- [EXERCISE]: Each line of the data below containing "network" needs to be listed.

Data records for software interfaces
[Start of Attachment]

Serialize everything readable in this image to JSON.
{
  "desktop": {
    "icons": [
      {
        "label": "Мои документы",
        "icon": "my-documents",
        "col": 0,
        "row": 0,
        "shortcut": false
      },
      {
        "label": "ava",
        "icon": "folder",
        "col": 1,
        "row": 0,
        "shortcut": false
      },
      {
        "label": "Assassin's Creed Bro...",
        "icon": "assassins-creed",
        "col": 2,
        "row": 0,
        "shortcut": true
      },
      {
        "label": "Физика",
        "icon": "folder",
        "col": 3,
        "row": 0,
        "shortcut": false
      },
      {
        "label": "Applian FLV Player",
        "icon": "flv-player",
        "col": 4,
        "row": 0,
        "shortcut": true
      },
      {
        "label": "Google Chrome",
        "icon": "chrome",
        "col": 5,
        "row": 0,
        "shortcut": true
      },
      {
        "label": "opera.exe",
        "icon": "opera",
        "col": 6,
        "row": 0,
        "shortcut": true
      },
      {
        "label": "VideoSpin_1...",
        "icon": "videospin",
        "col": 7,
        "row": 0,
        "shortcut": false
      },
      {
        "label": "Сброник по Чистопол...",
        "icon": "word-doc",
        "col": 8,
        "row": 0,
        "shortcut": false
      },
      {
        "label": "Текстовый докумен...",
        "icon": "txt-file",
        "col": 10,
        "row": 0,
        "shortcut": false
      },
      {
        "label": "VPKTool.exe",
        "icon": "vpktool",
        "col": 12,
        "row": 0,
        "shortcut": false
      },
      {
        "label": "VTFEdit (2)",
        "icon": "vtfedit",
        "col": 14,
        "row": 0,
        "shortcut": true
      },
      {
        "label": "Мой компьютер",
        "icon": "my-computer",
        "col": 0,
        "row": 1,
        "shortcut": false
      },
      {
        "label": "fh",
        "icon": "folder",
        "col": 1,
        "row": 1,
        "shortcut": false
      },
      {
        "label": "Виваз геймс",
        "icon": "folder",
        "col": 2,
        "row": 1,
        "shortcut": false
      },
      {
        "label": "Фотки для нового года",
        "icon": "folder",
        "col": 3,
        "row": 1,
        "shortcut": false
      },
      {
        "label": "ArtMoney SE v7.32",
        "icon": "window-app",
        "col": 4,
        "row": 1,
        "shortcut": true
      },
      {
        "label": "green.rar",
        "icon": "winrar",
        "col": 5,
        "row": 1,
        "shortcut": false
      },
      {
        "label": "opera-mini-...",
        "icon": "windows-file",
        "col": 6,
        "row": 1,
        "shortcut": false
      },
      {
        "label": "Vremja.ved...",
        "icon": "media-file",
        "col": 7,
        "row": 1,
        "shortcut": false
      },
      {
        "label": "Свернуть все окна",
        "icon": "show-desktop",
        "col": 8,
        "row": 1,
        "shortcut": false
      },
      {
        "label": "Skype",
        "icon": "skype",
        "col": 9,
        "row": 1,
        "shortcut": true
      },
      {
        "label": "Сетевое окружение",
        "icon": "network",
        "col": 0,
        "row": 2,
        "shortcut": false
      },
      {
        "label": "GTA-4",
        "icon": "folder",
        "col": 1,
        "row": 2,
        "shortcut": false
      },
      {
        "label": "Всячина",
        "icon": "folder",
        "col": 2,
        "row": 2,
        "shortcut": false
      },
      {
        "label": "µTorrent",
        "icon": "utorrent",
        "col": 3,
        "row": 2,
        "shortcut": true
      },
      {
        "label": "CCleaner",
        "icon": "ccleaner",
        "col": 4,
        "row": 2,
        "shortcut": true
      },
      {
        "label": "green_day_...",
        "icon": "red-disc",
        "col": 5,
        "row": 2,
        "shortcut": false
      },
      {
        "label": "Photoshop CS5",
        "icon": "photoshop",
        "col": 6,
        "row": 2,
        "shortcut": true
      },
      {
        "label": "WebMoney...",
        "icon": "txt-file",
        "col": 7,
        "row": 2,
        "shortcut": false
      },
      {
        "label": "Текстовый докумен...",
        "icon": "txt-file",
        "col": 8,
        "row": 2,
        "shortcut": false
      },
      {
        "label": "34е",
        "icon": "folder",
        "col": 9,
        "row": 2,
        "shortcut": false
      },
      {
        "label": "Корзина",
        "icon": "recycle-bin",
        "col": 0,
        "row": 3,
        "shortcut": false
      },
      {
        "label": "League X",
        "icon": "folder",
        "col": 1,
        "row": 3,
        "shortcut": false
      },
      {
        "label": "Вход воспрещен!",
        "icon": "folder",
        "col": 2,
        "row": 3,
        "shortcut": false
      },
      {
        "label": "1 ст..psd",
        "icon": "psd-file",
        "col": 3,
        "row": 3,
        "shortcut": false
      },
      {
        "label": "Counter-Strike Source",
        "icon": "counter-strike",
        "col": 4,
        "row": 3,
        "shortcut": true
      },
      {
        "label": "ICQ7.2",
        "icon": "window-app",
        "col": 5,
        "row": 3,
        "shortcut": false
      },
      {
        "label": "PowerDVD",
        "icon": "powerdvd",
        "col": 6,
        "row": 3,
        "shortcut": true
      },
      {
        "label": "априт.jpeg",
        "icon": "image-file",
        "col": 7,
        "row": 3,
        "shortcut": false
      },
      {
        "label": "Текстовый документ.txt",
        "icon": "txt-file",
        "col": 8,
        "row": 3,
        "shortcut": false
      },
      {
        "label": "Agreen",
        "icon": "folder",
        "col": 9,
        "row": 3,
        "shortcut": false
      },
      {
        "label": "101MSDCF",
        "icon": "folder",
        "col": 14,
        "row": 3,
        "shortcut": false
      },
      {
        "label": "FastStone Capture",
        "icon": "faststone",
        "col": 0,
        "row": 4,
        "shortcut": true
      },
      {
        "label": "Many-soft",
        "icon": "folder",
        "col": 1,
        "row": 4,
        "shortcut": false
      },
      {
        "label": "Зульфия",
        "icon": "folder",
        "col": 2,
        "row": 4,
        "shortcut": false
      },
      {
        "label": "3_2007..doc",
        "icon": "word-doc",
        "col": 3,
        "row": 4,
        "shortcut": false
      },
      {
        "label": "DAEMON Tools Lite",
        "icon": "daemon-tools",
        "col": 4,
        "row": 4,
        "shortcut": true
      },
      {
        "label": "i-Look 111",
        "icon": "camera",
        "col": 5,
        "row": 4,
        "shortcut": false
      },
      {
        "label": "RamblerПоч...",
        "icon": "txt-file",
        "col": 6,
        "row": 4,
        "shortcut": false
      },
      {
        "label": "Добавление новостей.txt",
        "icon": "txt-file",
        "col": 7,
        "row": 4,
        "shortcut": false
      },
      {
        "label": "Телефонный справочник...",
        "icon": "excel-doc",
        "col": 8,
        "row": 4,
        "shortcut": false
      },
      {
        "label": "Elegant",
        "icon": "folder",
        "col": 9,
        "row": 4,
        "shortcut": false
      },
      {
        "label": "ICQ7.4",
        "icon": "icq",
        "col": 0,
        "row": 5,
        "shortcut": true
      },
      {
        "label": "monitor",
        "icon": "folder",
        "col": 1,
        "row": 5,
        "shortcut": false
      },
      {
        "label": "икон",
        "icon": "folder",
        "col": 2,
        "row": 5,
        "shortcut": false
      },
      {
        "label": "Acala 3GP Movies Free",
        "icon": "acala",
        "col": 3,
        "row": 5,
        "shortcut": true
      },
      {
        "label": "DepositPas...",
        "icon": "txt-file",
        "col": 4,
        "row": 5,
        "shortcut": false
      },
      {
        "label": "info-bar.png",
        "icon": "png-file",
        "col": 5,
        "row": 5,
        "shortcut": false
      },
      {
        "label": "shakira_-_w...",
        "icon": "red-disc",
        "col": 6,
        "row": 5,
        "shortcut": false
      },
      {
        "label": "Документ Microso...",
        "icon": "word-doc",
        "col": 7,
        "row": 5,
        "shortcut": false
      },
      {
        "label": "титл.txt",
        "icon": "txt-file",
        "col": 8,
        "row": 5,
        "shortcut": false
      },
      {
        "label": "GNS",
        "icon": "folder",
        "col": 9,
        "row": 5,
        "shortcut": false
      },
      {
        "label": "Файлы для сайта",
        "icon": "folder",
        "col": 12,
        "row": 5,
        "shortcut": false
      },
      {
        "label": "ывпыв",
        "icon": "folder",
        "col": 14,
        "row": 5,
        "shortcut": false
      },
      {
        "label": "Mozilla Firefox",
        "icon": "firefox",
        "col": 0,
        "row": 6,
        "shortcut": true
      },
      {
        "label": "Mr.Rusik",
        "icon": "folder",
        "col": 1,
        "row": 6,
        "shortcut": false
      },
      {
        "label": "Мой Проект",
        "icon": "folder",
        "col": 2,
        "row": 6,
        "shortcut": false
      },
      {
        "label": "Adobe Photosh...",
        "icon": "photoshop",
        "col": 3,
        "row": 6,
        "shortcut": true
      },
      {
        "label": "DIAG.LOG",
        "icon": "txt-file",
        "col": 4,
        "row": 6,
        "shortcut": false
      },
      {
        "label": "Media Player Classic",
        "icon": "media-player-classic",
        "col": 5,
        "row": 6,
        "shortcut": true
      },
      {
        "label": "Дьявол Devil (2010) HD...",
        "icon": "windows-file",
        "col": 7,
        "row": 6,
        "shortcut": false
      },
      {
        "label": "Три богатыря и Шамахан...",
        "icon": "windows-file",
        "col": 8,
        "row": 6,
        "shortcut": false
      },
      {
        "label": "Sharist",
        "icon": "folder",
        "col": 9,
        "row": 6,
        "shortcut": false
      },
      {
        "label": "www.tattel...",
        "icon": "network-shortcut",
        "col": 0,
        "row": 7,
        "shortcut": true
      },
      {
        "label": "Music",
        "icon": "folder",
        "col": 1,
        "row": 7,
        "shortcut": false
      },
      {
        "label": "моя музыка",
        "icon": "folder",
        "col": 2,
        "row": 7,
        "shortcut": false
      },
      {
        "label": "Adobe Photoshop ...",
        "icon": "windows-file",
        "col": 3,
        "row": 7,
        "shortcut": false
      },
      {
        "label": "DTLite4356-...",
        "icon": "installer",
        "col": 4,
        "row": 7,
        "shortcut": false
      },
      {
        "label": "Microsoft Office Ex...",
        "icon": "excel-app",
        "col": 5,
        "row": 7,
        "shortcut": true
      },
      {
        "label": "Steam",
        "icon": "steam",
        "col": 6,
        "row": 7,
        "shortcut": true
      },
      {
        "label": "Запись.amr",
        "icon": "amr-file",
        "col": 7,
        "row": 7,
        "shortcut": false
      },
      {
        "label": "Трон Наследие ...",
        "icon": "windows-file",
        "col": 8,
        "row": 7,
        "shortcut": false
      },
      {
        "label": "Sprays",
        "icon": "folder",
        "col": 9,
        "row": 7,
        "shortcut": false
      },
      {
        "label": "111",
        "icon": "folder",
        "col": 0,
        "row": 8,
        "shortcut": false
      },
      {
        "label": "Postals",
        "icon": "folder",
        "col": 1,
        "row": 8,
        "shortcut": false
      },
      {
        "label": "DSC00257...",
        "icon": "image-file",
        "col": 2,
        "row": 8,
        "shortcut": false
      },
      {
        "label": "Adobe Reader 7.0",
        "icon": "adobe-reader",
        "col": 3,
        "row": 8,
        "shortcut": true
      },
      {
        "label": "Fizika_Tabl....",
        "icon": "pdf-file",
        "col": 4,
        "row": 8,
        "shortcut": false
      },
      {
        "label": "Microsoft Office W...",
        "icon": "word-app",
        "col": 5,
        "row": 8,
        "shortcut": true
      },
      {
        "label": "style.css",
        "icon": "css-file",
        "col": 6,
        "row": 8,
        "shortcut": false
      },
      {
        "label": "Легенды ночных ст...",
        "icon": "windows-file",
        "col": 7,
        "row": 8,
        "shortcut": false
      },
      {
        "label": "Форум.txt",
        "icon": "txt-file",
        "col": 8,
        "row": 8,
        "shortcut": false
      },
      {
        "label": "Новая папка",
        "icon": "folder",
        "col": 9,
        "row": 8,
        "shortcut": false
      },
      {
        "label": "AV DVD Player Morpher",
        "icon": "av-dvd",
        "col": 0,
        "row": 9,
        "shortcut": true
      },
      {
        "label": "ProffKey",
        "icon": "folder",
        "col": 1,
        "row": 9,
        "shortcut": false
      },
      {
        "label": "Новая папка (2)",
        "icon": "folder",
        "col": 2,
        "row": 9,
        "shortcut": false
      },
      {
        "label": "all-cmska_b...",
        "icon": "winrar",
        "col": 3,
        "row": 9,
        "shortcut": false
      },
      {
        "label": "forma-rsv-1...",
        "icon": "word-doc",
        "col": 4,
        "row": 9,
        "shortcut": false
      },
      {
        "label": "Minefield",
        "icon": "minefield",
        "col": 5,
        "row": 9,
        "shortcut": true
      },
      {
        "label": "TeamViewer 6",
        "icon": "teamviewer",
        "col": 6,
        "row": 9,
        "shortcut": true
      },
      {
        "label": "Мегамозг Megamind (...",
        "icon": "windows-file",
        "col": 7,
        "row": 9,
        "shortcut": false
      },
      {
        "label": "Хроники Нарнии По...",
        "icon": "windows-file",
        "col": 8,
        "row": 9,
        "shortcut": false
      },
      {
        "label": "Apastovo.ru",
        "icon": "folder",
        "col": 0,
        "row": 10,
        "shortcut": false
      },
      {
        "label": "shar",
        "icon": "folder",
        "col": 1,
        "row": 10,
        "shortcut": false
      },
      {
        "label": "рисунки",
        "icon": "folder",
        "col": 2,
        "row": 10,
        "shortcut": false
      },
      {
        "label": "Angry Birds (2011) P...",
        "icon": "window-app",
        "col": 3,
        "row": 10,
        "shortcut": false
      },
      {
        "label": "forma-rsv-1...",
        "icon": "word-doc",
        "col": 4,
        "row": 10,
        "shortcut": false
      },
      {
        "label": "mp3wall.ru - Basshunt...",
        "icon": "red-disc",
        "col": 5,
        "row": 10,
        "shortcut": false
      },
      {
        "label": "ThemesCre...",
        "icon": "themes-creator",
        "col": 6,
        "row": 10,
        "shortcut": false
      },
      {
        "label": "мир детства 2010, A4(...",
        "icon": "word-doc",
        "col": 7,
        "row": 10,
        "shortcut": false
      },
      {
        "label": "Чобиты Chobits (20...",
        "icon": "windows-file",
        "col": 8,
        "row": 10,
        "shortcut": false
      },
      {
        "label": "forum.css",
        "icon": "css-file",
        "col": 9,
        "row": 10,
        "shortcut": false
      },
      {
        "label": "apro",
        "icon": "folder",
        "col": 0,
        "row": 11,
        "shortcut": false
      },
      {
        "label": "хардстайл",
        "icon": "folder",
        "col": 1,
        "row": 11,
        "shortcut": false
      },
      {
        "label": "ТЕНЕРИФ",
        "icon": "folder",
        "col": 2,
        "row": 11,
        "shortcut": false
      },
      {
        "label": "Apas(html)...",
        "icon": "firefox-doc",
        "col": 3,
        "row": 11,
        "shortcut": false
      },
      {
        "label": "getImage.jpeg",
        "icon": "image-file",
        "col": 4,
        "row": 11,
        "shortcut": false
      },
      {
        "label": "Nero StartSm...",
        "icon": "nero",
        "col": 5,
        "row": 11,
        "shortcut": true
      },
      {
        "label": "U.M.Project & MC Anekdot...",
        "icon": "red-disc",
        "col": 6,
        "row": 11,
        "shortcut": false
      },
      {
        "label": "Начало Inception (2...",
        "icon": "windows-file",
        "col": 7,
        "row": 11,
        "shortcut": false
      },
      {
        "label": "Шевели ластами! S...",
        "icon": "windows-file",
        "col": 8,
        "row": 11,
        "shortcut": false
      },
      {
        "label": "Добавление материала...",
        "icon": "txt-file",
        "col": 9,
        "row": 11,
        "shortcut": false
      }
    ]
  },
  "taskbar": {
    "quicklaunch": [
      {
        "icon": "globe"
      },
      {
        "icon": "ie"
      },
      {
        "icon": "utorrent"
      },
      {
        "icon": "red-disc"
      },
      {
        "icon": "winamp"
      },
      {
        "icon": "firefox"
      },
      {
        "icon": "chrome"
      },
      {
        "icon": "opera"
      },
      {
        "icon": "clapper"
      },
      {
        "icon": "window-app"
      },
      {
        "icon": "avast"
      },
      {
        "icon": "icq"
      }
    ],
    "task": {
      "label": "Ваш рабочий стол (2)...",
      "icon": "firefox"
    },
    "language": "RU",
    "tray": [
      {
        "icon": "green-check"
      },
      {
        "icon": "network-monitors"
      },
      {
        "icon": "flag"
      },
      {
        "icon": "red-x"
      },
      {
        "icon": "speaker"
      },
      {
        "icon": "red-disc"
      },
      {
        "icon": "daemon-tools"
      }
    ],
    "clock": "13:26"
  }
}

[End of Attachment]

- [EXPECTED ANSWER]:
        "icon": "network",
        "icon": "network-shortcut",
        "icon": "network-monitors"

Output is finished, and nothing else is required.